YOUR GOAL:
All lines of the material below that include the string "document" are to be copied.

INFORMATION PROVIDED: Begin

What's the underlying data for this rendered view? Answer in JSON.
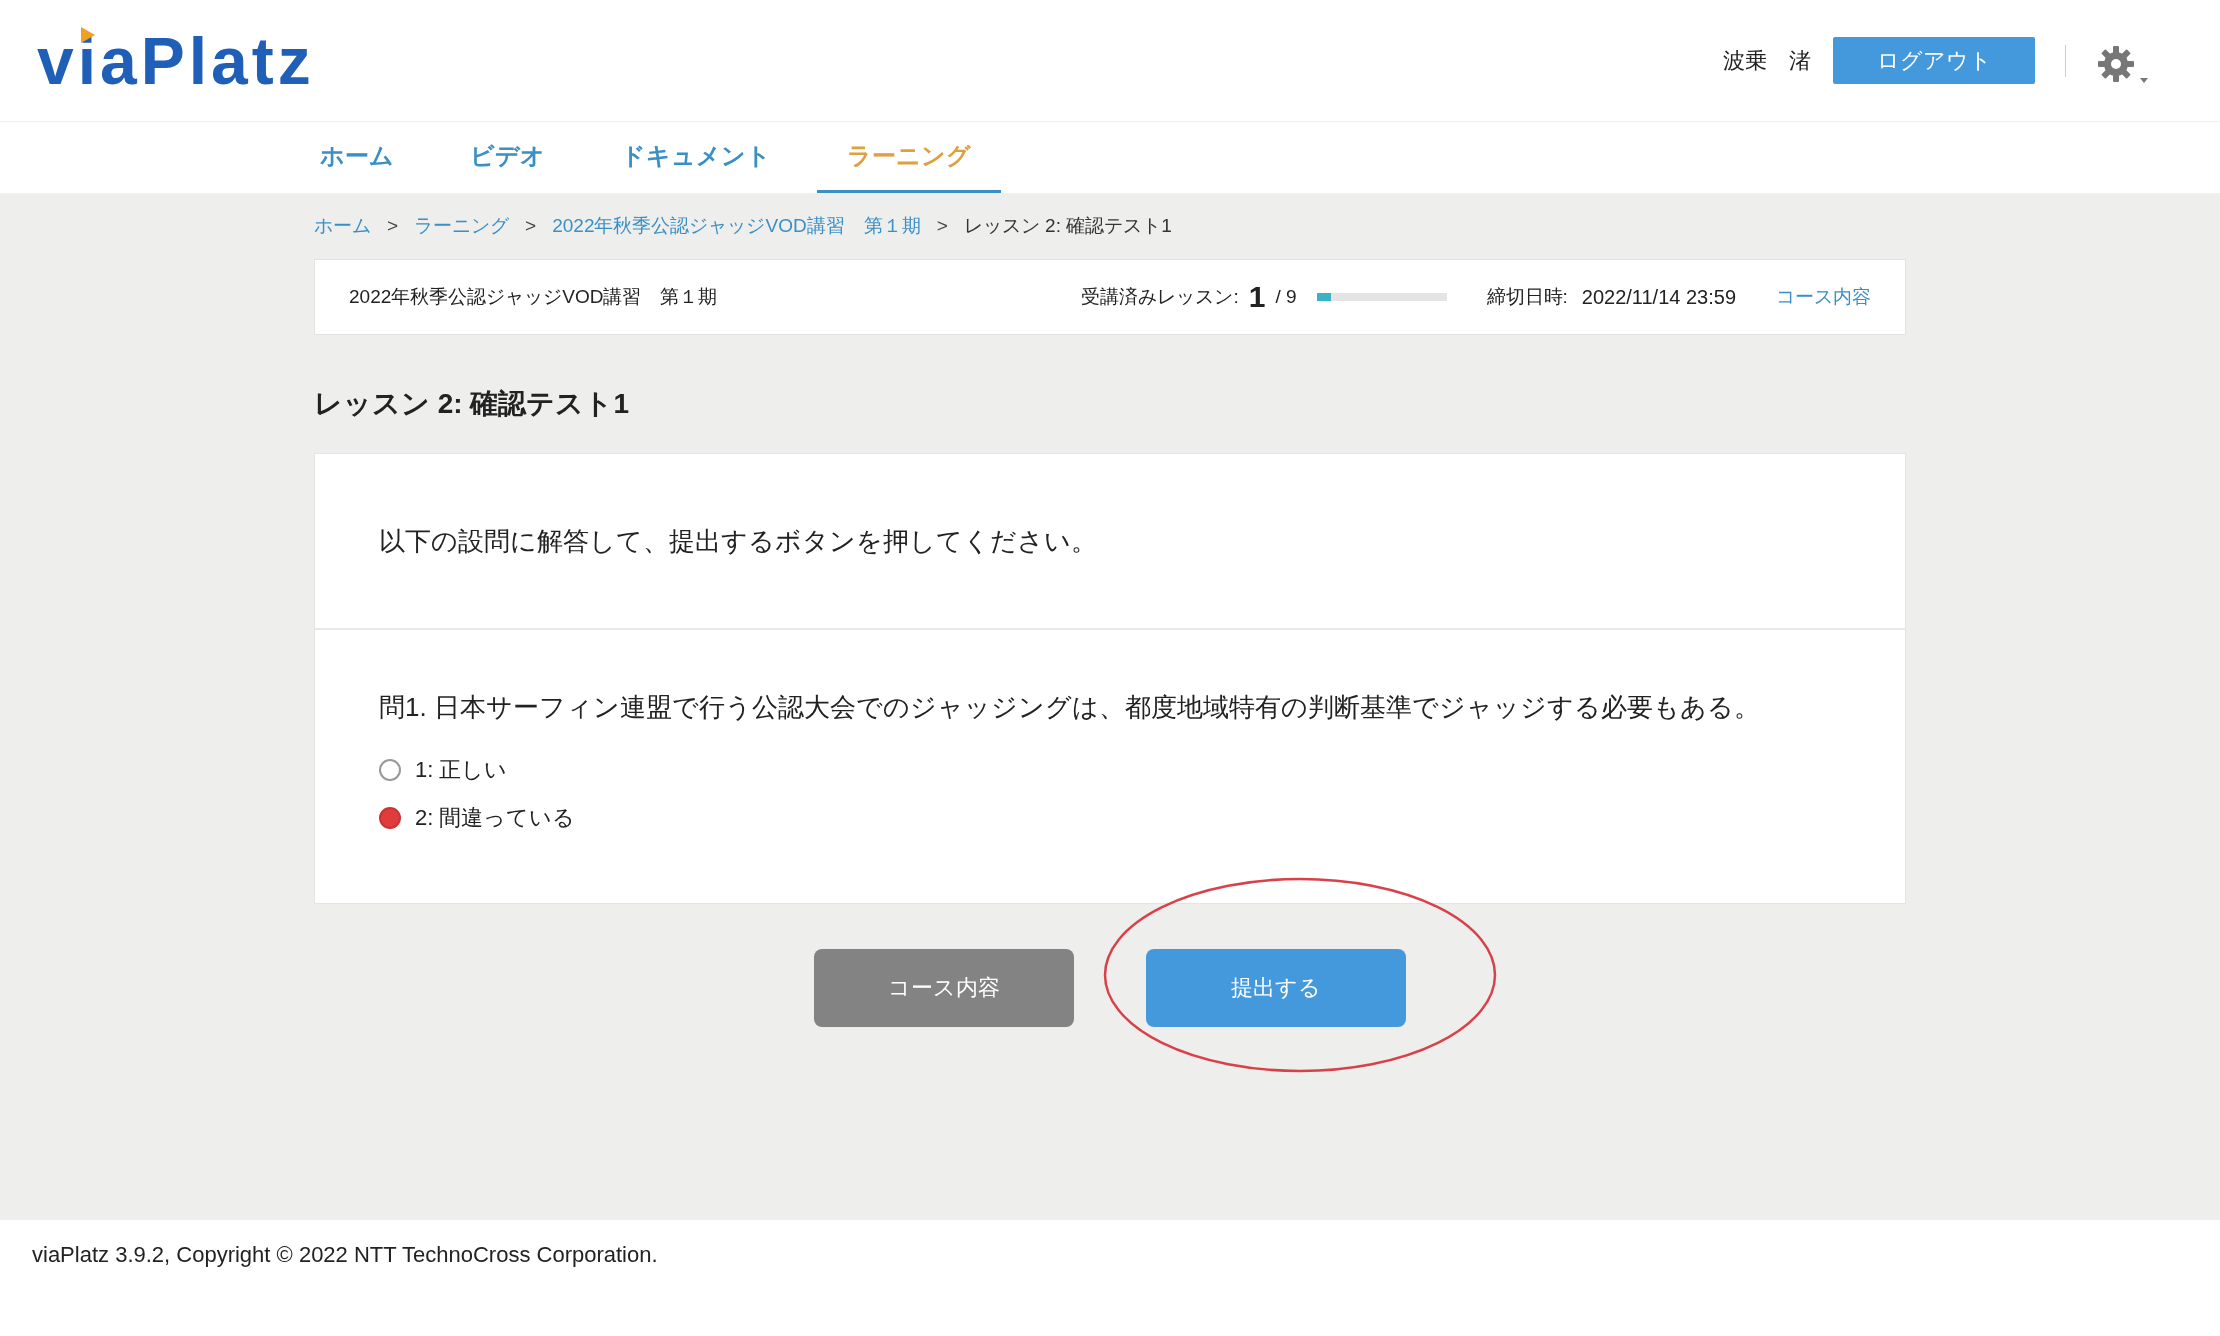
{
  "header": {
    "logo": "viaPlatz",
    "user_name": "波乗　渚",
    "logout_button": "ログアウト"
  },
  "nav_tabs": [
    {
      "label": "ホーム",
      "selected": false
    },
    {
      "label": "ビデオ",
      "selected": false
    },
    {
      "label": "ドキュメント",
      "selected": false
    },
    {
      "label": "ラーニング",
      "selected": true
    }
  ],
  "breadcrumb": [
    {
      "label": "ホーム",
      "link": true
    },
    {
      "label": "ラーニング",
      "link": true
    },
    {
      "label": "2022年秋季公認ジャッジVOD講習　第１期",
      "link": true
    },
    {
      "label": "レッスン 2: 確認テスト1",
      "link": false
    }
  ],
  "breadcrumb_separator": ">",
  "course_bar": {
    "course_name": "2022年秋季公認ジャッジVOD講習　第１期",
    "progress_label": "受講済みレッスン:",
    "completed": "1",
    "total": "/ 9",
    "level": 0.11,
    "deadline_label": "締切日時:",
    "deadline": "2022/11/14 23:59",
    "course_link": "コース内容"
  },
  "lesson_title": "レッスン 2: 確認テスト1",
  "instructions": "以下の設問に解答して、提出するボタンを押してください。",
  "question": {
    "text": "問1. 日本サーフィン連盟で行う公認大会でのジャッジングは、都度地域特有の判断基準でジャッジする必要もある。",
    "options": [
      {
        "label": "1: 正しい",
        "selected": false
      },
      {
        "label": "2: 間違っている",
        "selected": true
      }
    ]
  },
  "buttons": [
    {
      "label": "コース内容",
      "kind": "secondary"
    },
    {
      "label": "提出する",
      "kind": "primary",
      "circled": true
    }
  ],
  "footer": "viaPlatz 3.9.2, Copyright © 2022 NTT TechnoCross Corporation."
}
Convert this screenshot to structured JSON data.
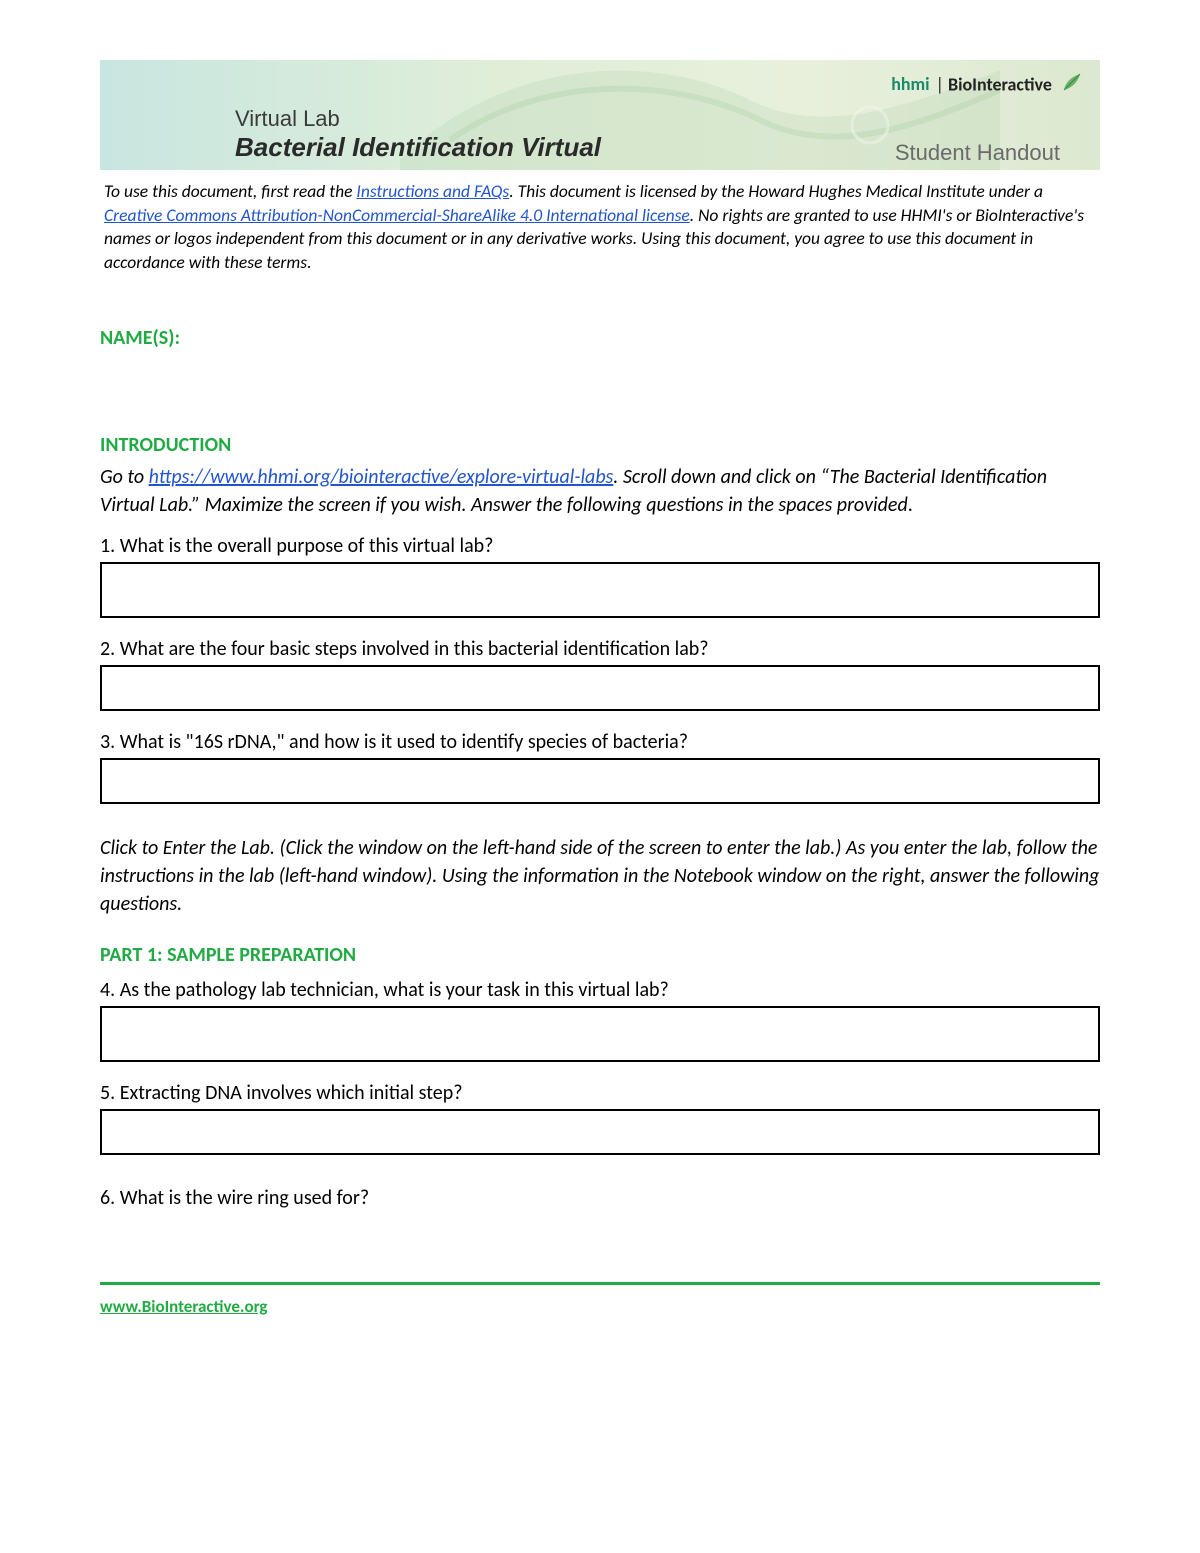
{
  "banner": {
    "subtitle": "Virtual Lab",
    "title": "Bacterial Identification Virtual",
    "logo_hhmi": "hhmi",
    "logo_sep": "|",
    "logo_bio": "BioInteractive",
    "handout_label": "Student Handout"
  },
  "license": {
    "prefix": "To use this document, first read the ",
    "instructions_link": "Instructions and FAQs",
    "mid1": ". This document is licensed by the Howard Hughes Medical Institute under a",
    "cc_link": " Creative Commons Attribution-NonCommercial-ShareAlike 4.0 International license",
    "suffix": ". No rights are granted to use HHMI's or BioInteractive's names or logos independent from this document or in any derivative works. Using this document, you agree to use this document in accordance with these terms."
  },
  "headings": {
    "names": "NAME(S):",
    "introduction": "INTRODUCTION",
    "part1": "PART 1: SAMPLE PREPARATION"
  },
  "intro": {
    "go_to": "Go to ",
    "url": "https://www.hhmi.org/biointeractive/explore-virtual-labs",
    "rest": ". Scroll down and click on “The Bacterial Identification Virtual Lab.” Maximize the screen if you wish. Answer the following questions in the spaces provided",
    "period": "."
  },
  "questions": {
    "q1": "1. What is the overall purpose of this virtual lab?",
    "q2": "2. What are the four basic steps involved in this bacterial identification lab?",
    "q3": "3. What is \"16S rDNA,\" and how is it used to identify species of bacteria?",
    "q4": "4. As the pathology lab technician, what is your task in this virtual lab?",
    "q5": "5. Extracting DNA involves which initial step?",
    "q6": "6. What is the wire ring used for?"
  },
  "part1_instructions": "Click to Enter the Lab. (Click the window on the left-hand side of the screen to enter the lab.) As you enter the lab, follow the instructions in the lab (left-hand window). Using the information in the Notebook window on the right, answer the following questions.",
  "footer": {
    "link": "www.BioInteractive.org"
  }
}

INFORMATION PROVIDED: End

ANSWER TO THE EXERCISE:
    "prefix": "To use this document, first read the ",
    "mid1": ". This document is licensed by the Howard Hughes Medical Institute under a",
    "suffix": ". No rights are granted to use HHMI's or BioInteractive's names or logos independent from this document or in any derivative works. Using this document, you agree to use this document in accordance with these terms."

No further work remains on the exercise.